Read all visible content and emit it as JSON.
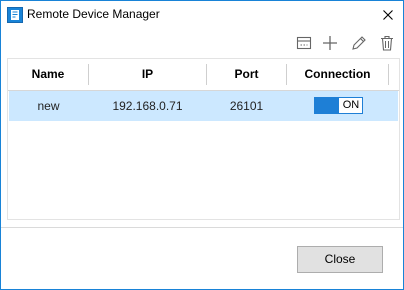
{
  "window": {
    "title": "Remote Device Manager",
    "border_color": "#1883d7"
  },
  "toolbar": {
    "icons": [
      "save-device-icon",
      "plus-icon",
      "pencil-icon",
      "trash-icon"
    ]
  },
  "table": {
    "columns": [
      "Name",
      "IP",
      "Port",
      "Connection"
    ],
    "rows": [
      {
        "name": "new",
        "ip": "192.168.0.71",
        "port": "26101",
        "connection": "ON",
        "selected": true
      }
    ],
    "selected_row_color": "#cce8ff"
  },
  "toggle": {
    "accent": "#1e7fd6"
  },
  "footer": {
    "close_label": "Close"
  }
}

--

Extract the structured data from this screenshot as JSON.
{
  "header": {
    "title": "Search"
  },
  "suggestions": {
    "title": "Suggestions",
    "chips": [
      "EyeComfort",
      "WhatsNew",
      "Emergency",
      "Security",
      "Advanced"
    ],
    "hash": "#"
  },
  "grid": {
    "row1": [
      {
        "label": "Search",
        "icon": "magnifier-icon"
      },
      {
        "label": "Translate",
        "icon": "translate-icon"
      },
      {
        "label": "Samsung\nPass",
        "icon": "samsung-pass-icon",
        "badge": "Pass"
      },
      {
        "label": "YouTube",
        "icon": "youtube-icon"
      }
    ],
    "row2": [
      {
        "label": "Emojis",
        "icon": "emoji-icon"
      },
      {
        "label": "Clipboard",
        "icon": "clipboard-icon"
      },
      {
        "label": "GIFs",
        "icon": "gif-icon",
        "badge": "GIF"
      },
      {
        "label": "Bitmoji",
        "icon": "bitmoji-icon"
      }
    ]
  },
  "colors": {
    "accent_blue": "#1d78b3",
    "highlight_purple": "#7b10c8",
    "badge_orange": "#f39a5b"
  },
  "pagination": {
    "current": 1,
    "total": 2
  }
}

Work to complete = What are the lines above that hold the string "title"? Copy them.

Response =
    "title": "Remote Device Manager",
    "title": "Search"
    "title": "Suggestions",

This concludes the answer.